Thursday, 9 November 2017

Little Owen

Wilfred Owen doesn’t get a lot of space in this blog, but in view of this year’s successful series of events in Edinburgh, plus the fact that the 99th anniversary of his death recently occurred, I think it is probably time to give him some attention.

Owen’s life was a short one, and the first twenty-odd years of it were not particularly eventful, though he probably saw more of life in that time than Sassoon did in his first two decades. They did not move in the same circles or have a lot in common in terms of their family background and experiences. When they eventually met, in 1917, Owen was much quicker to recognise a kindred spirit than Sassoon was; this was partly due to surface snobbery in Sassoon’s case. He could appreciate the noble qualities of the working classes, both in his rural home and at the Western Front, but he found it hard, at first, to relate to a grammar school boy with no obvious poetic antecedents. He was more comfortable in the company of someone like Robert Graves, who had been to Oxford and whose family were academics.

To Sassoon’s credit, he swiftly realised that Owen was nurturing an enormous talent, one greater than his own, and set out to mentor him, accepting it as his due that “little Owen” would defer to him in the sphere of poetry. Owen’s devotion to Sassoon was, I believe, as much a personal one as it was a literary discipleship, for he knew Sassoon was coming to Craiglockhart and was watching him, waiting for his opportunity to make himself known, uncertain of what kind of reception he would get. He approached him as he would a superior, though they were of the same military rank. In his letters to his mother, he talks enthusiastically about Sassoon and his work but does not talk about the reasons the latter was at Craiglockhart. It is not immediately apparent whether he admired Sassoon for making a stand; perhaps this was too far from his own experience for him to feel qualified to express an opinion on the matter, or perhaps the emotionally fragile Sassoon discouraged any discussion of the topic.

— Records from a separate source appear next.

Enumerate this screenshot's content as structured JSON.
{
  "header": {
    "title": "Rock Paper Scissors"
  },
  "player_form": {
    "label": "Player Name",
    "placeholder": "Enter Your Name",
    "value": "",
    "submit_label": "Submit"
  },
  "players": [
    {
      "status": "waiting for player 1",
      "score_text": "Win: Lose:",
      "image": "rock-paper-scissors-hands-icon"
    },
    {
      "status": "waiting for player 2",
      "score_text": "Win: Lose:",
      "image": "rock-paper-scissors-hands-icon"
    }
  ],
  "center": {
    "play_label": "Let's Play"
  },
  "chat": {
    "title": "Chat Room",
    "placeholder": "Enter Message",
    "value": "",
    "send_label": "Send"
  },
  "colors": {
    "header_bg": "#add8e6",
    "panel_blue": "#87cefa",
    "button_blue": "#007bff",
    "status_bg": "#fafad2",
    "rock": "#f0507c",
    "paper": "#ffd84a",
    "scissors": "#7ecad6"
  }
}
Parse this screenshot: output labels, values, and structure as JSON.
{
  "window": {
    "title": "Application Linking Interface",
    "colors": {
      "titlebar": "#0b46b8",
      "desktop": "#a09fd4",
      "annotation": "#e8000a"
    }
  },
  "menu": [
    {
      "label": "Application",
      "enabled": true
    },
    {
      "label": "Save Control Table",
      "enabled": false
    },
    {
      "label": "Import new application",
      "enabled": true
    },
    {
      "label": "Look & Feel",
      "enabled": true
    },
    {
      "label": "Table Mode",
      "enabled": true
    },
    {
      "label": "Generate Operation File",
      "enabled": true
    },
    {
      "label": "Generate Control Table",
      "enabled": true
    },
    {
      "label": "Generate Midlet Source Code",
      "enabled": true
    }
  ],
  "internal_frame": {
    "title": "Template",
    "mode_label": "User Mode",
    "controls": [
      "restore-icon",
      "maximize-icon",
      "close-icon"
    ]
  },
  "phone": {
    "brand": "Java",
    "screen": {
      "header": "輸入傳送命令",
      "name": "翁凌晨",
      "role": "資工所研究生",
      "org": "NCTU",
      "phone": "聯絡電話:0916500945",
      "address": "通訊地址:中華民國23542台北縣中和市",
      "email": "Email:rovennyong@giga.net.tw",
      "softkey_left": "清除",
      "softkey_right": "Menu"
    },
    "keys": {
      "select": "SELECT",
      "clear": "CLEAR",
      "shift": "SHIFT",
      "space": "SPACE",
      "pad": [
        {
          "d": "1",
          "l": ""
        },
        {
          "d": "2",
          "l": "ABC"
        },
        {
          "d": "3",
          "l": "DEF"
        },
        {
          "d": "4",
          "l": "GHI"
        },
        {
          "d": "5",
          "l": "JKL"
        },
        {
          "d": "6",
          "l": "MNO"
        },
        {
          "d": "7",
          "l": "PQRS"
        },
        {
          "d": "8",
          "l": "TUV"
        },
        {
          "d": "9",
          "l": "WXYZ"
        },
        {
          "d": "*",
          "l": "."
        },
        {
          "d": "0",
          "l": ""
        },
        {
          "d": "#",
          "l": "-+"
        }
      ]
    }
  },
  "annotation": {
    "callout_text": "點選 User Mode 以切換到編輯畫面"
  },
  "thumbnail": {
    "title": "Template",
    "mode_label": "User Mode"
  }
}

I don’t have any original observations on Owen, but I often wonder whether his friendship with Sassoon would have survived peacetime. Sassoon was good at making friends, but not so good at keeping them. He fell out regularly with the Sitwells, permanently with Robert Graves, and even, occasionally, with T E Lawrence. This does not seem to have been unusual among the post-war poets, as Anthony Padgett has capably showed in his work on Humbert Wolfe. Owen appears to have been less prone to taking offence, possibly because of an ingrained inferiority complex, at least when dealing with those he regarded as his social superiors. How would he have changed, if he had lived? He would not have made a good fit with the circle of literary high-flyers that contained Sassoon, Graves, Blunden, Nichols and others; yet class and social barriers were breaking down, and he would one day have got to know men like Thomas Hardy, successful writers with somewhat different antecedents.

There are various accounts of how Sassoon viewed his relationship with Owen after the latter's death. Writing of their first meeting, he admitted to having soon realised that his "little friend" was not merely the "promising minor poet" for which he had originally mistaken him. By 1952, he was complaining to a correspondent that "no one under forty writes to me except with inquiries concerning Owen". Allegedly, when Stephen Spender asked him about Owen, Sassoon responded that "he was embarrassing. He had a grammar school accent." The comment could have been made in annoyance or could equally well have been an attempt at humour.

As for Owen, his response to Sassoon's personality began as hero-worship, but after they were separated he indicated in a letter that he did not intend to be Sassoon's "satellite" for much longer: "I shall swing out soon, a dark star..."  He has remained, for subsequent generations, a star - perhaps not dark, but certainly mysterious.